It is thought to boost the immune system and help fight infection. It has been shown to increase the good bacteria in the gastrointestinal (GI) tract, which helps to treat ulcers, colitis, diverticulosis and Crohn's disease. It is also used to treat constipation, fibromyalgia, high blood pressure and high cholesterol. Chlorella has been used to treat cancer and also help protect the body from the effects of cancer radiation treatment.
The algae, which is a popular food supplement in Asia and has been used as energy-producing food for centuries, is often used to prevent or curb the spread of cancer, enhance immunity, promote a good balance of bacteria in the gut, and lower blood cholesterol. In Japan, it is traditionally used as a treatment for duodenal ulcers, gastritis, hypertension, diabetes, hypoglycemia, asthma, and constipation. More recently, it is has been touted as an effective therapy for elevated cholesterol levels, a prophylactic to ward of infections and, and adjunct treatment for cancer.
Chlorella is now used as an adjunct supplement during radiation treatment for cancer. Its abundance of chlorophyll is known to protect the body against ultraviolet radiation.
It is a nutrient-dense superfood that contains 60% protein, 18 amino acids (including all the essential amino acids), and various vitamins and minerals. One of its unique properties is a phytonutrient called CGF.
Chlorella provides all of the dietary-essential amino acids in excellent ratios. It is also a reliable source of essential fatty acids that are required for many important biochemical functions, including hormone balance. Chlorella also contains high levels of chlorophyll, beta-carotene and RNA/DNA. More than 20 vitamins and minerals are found in chlorella, including iron, calcium, potassium, magnesium, phosphorous, pro-vitamin A, vitamins C, B1, B2, B2, B5, B6, B12, E and K, biotin, inositol, folic acid, plus vitamins C, E and K.

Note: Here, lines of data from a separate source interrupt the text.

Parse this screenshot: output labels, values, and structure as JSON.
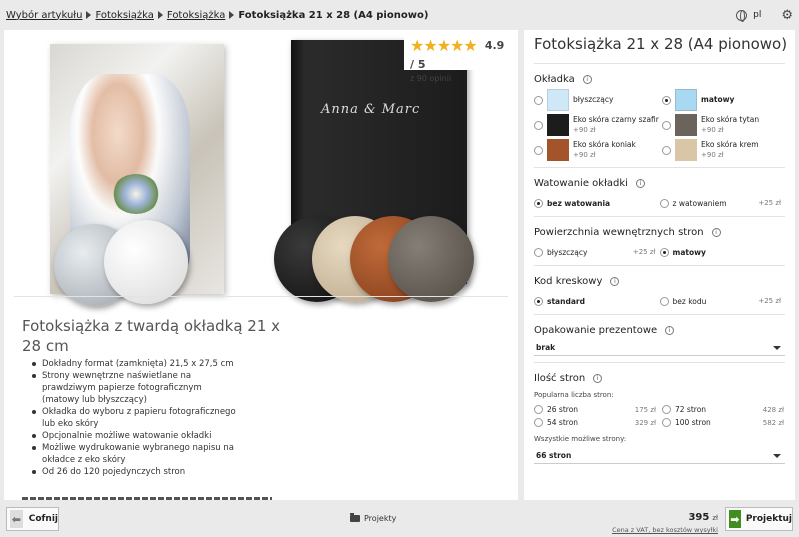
{
  "breadcrumb": {
    "items": [
      "Wybór artykułu",
      "Fotoksiążka",
      "Fotoksiążka"
    ],
    "current": "Fotoksiążka 21 x 28 (A4 pionowo)"
  },
  "topbar": {
    "language": "pl"
  },
  "rating": {
    "stars": "★★★★★",
    "score": "4.9 / 5",
    "reviews": "z 90 opinii"
  },
  "cover_text": "Anna & Marc",
  "product": {
    "title": "Fotoksiążka z twardą okładką 21 x 28 cm",
    "features": [
      "Dokładny format (zamknięta) 21,5 x 27,5 cm",
      "Strony wewnętrzne naświetlane na prawdziwym papierze fotograficznym (matowy lub błyszczący)",
      "Okładka do wyboru z papieru fotograficznego lub eko skóry",
      "Opcjonalnie możliwe watowanie okładki",
      "Możliwe wydrukowanie wybranego napisu na okładce z eko skóry",
      "Od 26 do 120 pojedynczych stron"
    ]
  },
  "config": {
    "title": "Fotoksiążka 21 x 28 (A4 pionowo)",
    "cover": {
      "label": "Okładka",
      "options": [
        {
          "label": "błyszczący",
          "price": "",
          "color": "#cfe8f7",
          "selected": false
        },
        {
          "label": "matowy",
          "price": "",
          "color": "#a9d8f3",
          "selected": true
        },
        {
          "label": "Eko skóra czarny szafir",
          "price": "+90 zł",
          "color": "#1c1c1c",
          "selected": false
        },
        {
          "label": "Eko skóra tytan",
          "price": "+90 zł",
          "color": "#6b645d",
          "selected": false
        },
        {
          "label": "Eko skóra koniak",
          "price": "+90 zł",
          "color": "#a4542a",
          "selected": false
        },
        {
          "label": "Eko skóra krem",
          "price": "+90 zł",
          "color": "#d8c6a6",
          "selected": false
        }
      ]
    },
    "padding": {
      "label": "Watowanie okładki",
      "opt1": "bez watowania",
      "opt2": "z watowaniem",
      "opt2_price": "+25 zł"
    },
    "surface": {
      "label": "Powierzchnia wewnętrznych stron",
      "opt1": "błyszczący",
      "opt1_price": "+25 zł",
      "opt2": "matowy"
    },
    "barcode": {
      "label": "Kod kreskowy",
      "opt1": "standard",
      "opt2": "bez kodu",
      "opt2_price": "+25 zł"
    },
    "gift": {
      "label": "Opakowanie prezentowe",
      "value": "brak"
    },
    "pages": {
      "label": "Ilość stron",
      "popular_label": "Popularna liczba stron:",
      "options": [
        {
          "label": "26 stron",
          "price": "175 zł"
        },
        {
          "label": "72 stron",
          "price": "428 zł"
        },
        {
          "label": "54 stron",
          "price": "329 zł"
        },
        {
          "label": "100 stron",
          "price": "582 zł"
        }
      ],
      "all_label": "Wszystkie możliwe strony:",
      "all_value": "66 stron"
    }
  },
  "footer": {
    "back": "Cofnij",
    "projects": "Projekty",
    "price": "395",
    "currency": "zł",
    "vat": "Cena z VAT, bez kosztów wysyłki",
    "project_btn": "Projektuj"
  }
}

Although the algae grow naturally in fresh water, Chlorella destined for human consumption is generally cultivated outdoors in mineral-rich freshwater ponds under direct sunlight. The entire process from strain maintenance in the laboratory to harvesting of the final product is monitored by microbiologists to ensure optimal nutrient value and product purity. It is often combined with other natural green foods such as spirulina, wheat grass, barley greens, and sometimes seaweed.
Chlorella has been the focus of many medical and scientific research projects. Based on very early research, it appears that chlorella may play a role in fibromyalgia, hypertension, or ulcerative colitis and has an effect on the immune system. More studies are needed to confirm initial findings.
Research conducted in Japan suggests that chlorella may have antitumour activity against breast cancer. However, its main use in cancer therapy is to help remove radioactive particles from the body after radiation treatment.
So far, the bulk of evidence for chlorella's long list of medicinal powers comes from animal studies. Studies in mice have shown that Chlorella vulgaris can protect against the development and spread of cancer, and other rodent studies have shown that it lowers cholesterol and helps organisms get rid of toxic chemicals, such as dioxins.